Description of the task —
Which of the lines in the records below hold the string "data"? Copy every one of them.

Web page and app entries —

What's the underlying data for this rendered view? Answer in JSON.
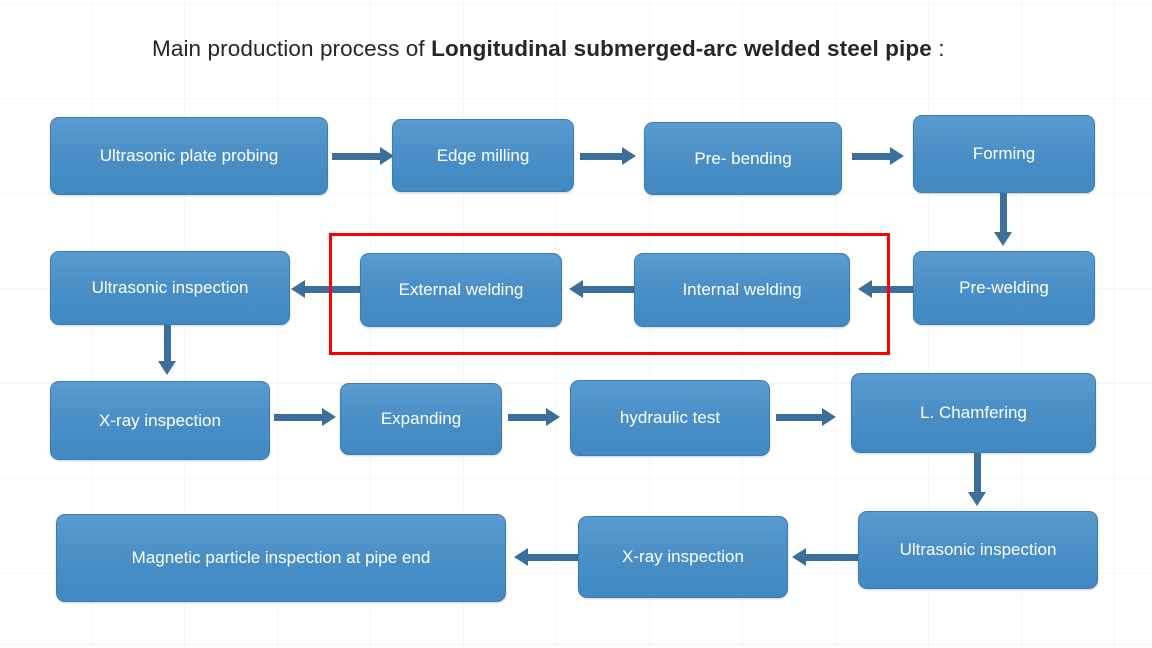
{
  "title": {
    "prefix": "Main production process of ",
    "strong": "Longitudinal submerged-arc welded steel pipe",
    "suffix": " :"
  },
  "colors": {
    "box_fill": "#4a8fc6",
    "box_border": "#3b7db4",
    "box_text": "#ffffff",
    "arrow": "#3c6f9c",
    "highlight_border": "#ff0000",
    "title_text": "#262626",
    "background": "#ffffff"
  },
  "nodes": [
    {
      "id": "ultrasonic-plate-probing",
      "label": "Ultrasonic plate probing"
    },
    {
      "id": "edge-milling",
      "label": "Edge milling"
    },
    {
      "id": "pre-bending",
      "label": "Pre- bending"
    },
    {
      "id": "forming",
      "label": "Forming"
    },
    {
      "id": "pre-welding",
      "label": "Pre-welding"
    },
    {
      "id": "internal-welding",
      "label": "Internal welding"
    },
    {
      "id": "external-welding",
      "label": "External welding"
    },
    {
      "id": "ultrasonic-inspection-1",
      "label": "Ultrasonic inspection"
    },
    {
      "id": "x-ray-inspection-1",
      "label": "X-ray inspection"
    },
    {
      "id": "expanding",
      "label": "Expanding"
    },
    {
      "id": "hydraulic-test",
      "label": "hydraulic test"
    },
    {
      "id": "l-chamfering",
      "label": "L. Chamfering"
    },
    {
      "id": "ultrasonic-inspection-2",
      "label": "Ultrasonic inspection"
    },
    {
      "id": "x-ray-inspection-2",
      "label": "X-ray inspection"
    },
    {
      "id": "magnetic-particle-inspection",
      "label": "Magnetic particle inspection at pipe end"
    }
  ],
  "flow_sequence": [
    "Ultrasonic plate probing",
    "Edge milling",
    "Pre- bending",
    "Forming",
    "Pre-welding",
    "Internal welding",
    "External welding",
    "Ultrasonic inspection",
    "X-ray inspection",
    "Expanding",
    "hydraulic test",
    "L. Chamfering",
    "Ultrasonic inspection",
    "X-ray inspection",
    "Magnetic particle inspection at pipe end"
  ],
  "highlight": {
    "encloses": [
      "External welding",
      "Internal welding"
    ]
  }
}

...

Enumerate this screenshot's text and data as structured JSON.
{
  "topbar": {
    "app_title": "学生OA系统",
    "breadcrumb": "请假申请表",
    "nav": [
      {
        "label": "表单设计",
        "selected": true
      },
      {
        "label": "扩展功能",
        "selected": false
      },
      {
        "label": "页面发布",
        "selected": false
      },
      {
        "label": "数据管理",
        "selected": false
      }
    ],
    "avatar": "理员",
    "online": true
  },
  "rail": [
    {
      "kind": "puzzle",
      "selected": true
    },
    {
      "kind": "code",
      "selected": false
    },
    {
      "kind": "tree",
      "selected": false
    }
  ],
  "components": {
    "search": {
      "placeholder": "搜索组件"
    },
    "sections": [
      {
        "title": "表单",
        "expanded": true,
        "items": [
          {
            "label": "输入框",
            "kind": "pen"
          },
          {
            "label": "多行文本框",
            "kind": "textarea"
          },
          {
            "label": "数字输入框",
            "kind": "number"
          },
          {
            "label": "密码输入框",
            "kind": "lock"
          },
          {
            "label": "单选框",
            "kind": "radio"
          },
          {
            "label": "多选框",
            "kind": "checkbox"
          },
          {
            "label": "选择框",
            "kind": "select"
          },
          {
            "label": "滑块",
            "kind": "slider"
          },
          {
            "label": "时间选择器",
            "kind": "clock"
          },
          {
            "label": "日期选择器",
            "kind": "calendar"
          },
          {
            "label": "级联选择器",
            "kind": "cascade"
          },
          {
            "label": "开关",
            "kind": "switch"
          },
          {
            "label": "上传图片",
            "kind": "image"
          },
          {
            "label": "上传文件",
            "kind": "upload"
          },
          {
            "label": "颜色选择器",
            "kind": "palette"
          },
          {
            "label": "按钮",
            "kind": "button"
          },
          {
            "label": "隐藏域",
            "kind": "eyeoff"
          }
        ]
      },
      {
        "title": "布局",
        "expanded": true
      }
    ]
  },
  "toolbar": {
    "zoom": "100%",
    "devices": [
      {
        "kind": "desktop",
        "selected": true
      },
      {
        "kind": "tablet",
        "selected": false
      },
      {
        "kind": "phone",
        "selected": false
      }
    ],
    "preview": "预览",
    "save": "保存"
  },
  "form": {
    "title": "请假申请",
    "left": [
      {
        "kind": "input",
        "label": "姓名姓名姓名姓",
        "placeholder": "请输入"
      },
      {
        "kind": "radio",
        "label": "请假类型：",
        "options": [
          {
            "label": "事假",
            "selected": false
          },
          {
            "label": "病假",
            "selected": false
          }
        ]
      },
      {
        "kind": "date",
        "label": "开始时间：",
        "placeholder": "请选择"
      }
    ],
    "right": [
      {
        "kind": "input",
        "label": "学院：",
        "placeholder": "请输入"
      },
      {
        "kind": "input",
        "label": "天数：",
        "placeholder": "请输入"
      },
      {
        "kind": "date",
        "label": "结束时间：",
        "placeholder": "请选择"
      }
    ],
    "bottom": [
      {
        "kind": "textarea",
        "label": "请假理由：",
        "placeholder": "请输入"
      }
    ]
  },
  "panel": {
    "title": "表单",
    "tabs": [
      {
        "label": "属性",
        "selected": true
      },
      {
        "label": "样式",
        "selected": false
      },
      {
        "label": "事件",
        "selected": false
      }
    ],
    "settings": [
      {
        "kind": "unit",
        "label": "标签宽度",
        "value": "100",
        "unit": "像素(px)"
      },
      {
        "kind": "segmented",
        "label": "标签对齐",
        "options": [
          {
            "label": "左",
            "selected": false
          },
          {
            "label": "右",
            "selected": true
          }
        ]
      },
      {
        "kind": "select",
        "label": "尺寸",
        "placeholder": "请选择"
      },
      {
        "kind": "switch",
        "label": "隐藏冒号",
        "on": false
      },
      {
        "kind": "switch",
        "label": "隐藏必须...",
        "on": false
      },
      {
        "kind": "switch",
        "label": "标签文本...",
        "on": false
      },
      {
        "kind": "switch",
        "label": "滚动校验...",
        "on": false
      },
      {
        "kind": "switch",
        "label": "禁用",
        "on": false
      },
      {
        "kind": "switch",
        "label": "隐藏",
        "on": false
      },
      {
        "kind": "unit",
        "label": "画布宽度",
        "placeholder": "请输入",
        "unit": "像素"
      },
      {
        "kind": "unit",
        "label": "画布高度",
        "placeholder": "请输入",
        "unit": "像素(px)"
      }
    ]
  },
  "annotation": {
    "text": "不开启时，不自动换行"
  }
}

Response to this task —
What's the underlying data for this rendered view? Answer in JSON.
Enumerate this screenshot's text and data as structured JSON.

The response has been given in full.